- If you are doing button loops, please see your pattern for construction and placement. I will be giving instructions for the back ties that you see above. You will need a piece of fabric that is 1 1/2″ by the width of your fabric, usually 42-44″. Trim the selvedges off the ends, then press your pieces in 1/2″ from the end (figure 8a). Fold and press the fabric in half lengthwise, then open up and press each side of the fabric lengthwise so that it meets in the middle (figure 8b). Fold the piece lengthwise again and press. You should have what looks almost like bias tape, it’s just not on the bias (figure 8c). Cut your one long piece in half so you have two pieces and open and press the edges of the cut sides to match the ends, then cut those in half again to make four pieces. You should have one end pressed in and one end raw on all four (figure 8d).
- Open up the wide edge of your back bodice pieces and pin, then baste your ties. You will do this on both back bodice pieces. If you are doing button loops, you will only do it on one side. Place the top one just below your seam and the bottom one 1″ from the bottom edge of the bodice. See Figure 9a. Cover this with your back bodice lining, pin in place, and sew with a 1/2″ seam allowance. Clip the corner, making sure you don’t catch your stitching, and repeat with the other back bodice piece.
- Turn your bodice pieces right sides out, poking out your corners on the back edges to get nice points (figure 10a). Open your seams flat on the skinny edges (figure 10b) and lay the back bodice on top of the front bodice, right sides together (figure 10c). Pin in place, sew with a 1/2″ seam allowance, and repeat with the remaining side. Press the side seams open.
- Turn your entire bodice right side out and give it a good press. Remove the second row of visible gathering stitches and topstitch the sides and top of the bodice (figure 11). Voila! You have completed the bodice!
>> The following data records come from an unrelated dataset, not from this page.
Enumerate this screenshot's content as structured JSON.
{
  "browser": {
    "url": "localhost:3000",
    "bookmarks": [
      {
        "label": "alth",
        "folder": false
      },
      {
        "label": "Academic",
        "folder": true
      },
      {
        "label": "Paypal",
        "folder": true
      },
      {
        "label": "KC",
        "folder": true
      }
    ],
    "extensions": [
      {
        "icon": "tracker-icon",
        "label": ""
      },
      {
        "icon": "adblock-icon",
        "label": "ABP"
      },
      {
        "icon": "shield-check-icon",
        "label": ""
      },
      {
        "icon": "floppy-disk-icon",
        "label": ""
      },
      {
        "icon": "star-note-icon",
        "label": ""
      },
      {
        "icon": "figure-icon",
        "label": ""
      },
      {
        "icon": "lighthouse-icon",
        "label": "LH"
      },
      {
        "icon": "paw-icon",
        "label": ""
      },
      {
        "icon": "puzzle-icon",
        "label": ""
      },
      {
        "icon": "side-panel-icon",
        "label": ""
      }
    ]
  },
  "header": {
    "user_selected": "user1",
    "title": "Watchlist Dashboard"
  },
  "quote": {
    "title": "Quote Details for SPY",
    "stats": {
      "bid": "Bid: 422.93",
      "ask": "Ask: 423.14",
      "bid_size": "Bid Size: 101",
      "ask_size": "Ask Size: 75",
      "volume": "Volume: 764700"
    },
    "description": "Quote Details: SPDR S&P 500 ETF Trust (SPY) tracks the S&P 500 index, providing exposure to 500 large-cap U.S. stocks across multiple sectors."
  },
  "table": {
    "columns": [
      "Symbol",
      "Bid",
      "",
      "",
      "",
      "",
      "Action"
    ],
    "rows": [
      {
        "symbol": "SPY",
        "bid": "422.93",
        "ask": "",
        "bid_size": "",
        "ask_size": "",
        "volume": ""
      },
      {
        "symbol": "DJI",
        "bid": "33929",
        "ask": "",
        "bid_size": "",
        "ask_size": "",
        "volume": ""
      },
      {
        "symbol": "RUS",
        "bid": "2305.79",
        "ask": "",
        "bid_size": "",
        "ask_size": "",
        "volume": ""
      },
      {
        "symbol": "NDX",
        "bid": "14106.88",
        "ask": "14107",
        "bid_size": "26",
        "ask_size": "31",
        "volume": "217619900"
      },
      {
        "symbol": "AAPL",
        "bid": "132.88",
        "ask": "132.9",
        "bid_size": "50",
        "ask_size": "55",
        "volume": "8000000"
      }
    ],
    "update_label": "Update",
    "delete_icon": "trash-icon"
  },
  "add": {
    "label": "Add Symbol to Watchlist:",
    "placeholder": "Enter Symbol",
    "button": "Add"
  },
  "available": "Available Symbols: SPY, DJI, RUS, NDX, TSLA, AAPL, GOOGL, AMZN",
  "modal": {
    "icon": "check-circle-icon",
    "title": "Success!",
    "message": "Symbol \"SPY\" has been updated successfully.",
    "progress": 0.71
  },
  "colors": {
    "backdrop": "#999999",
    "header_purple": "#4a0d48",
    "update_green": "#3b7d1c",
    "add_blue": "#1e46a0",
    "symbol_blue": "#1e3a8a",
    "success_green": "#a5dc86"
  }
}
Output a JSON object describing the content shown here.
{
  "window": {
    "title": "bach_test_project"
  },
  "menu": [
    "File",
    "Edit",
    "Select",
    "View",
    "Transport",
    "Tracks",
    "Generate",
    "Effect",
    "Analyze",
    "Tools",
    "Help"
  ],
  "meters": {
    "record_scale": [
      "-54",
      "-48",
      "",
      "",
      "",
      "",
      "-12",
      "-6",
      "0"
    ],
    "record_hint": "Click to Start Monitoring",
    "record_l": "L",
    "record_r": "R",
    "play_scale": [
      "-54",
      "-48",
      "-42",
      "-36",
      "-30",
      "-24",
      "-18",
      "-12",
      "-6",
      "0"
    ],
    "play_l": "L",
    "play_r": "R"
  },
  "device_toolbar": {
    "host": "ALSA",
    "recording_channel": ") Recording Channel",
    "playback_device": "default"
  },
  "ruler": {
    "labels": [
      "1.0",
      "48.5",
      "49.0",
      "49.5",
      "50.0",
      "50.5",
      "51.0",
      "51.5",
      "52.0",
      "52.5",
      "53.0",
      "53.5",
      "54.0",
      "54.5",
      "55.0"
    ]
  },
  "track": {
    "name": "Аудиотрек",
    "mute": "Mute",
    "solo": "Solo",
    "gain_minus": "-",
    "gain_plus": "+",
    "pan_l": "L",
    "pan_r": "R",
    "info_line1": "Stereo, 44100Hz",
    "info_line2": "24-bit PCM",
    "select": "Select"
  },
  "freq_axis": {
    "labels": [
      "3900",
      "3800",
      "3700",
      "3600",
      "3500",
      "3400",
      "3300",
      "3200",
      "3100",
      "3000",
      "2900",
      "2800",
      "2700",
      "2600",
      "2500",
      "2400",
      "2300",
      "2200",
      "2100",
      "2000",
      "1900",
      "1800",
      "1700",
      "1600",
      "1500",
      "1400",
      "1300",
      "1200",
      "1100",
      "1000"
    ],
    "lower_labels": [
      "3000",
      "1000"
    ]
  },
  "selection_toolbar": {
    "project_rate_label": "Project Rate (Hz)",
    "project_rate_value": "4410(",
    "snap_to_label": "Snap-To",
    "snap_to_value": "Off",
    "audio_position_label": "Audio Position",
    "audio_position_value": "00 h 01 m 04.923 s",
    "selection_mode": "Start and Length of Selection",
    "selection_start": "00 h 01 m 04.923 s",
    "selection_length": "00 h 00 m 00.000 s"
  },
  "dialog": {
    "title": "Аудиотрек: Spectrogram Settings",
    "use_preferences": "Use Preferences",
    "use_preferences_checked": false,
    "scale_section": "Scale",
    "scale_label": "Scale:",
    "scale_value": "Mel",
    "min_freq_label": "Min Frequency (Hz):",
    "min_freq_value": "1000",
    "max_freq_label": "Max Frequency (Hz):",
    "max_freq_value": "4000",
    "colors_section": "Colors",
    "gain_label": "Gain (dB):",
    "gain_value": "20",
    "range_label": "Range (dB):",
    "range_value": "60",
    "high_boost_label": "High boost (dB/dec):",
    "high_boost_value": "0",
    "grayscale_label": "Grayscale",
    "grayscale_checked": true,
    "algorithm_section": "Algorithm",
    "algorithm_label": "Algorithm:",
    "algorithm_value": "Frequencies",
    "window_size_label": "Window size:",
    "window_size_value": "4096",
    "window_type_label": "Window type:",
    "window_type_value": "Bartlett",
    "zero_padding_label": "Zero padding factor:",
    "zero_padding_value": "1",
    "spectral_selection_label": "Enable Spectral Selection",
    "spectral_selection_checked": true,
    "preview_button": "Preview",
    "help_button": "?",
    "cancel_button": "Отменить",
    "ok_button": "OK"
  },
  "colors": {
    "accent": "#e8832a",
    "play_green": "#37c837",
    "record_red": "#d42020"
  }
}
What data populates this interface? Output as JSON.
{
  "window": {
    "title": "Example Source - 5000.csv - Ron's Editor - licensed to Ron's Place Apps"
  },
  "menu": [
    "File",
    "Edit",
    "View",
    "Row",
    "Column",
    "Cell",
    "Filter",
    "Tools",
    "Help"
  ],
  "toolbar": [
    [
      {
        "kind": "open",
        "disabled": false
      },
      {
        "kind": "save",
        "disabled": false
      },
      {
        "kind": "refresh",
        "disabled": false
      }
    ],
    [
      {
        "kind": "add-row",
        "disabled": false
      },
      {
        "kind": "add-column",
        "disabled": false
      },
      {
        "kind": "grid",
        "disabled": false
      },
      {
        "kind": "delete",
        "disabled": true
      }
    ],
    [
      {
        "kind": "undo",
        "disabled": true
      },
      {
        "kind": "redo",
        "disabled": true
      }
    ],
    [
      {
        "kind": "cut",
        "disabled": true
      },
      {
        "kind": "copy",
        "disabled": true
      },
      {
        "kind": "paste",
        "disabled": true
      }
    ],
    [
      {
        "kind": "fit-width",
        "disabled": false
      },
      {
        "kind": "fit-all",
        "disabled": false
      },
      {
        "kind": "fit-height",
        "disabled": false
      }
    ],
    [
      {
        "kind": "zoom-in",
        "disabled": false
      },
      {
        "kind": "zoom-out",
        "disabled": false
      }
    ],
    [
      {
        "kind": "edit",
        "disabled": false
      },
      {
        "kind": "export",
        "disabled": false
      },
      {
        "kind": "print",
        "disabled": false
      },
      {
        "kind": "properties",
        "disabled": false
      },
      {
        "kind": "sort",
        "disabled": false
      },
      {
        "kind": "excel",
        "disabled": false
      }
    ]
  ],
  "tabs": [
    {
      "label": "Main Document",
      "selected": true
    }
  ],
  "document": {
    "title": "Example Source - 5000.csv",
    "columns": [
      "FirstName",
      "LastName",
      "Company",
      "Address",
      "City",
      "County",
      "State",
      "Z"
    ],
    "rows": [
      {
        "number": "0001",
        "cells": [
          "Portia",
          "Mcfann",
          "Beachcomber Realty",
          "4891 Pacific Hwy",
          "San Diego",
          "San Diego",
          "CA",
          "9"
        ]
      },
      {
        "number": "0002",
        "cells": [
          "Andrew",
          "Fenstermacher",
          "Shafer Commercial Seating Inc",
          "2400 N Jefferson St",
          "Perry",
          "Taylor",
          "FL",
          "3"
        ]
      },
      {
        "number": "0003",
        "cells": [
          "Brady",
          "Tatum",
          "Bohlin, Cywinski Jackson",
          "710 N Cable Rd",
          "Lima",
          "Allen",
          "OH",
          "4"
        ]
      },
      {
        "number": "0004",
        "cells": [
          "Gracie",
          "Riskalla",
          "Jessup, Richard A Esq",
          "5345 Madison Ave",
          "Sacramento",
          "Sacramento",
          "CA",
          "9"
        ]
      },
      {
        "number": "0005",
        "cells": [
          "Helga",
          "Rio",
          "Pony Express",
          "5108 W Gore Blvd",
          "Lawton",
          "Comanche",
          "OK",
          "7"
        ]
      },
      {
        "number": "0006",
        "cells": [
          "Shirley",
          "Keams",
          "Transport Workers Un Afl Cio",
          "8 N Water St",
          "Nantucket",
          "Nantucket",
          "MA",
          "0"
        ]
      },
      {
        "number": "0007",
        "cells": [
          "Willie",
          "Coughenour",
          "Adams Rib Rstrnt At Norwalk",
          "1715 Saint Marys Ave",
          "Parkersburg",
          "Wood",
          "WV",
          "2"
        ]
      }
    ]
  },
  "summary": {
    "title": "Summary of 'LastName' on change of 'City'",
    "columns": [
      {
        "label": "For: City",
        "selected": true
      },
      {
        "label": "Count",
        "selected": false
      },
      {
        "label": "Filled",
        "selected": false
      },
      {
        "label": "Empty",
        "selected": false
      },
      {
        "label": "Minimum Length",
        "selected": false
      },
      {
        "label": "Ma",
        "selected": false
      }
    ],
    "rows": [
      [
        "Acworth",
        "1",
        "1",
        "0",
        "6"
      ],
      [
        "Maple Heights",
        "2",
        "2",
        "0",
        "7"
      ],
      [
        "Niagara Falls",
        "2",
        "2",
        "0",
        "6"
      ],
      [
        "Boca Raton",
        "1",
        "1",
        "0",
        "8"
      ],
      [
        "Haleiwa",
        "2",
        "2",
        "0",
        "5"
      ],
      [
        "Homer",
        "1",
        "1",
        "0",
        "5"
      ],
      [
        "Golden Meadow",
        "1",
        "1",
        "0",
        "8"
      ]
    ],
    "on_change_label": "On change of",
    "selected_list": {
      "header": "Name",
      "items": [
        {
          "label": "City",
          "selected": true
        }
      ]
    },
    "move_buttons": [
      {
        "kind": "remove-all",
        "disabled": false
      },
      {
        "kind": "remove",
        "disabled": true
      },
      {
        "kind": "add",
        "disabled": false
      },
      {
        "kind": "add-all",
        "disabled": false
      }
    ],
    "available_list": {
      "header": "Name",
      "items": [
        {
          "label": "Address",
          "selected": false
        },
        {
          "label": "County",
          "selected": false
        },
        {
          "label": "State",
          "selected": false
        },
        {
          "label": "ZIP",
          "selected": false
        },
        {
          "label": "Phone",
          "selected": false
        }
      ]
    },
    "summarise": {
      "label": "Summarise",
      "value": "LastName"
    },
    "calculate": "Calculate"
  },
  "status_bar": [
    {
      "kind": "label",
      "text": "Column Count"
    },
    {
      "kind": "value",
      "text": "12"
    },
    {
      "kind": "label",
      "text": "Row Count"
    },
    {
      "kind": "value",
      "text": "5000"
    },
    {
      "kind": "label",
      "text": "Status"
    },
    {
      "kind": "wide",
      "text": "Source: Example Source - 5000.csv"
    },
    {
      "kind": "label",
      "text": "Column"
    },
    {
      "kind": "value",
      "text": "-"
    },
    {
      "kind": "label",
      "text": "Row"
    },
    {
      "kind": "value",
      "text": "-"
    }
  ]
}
Snap a pic and make sure you post it in the comments on today’s post to enter the daily giveaway in our fan group. You have until 11:59 pm PST on Saturday, March 19th to enter. One more day and then you’ll have a completed dress!by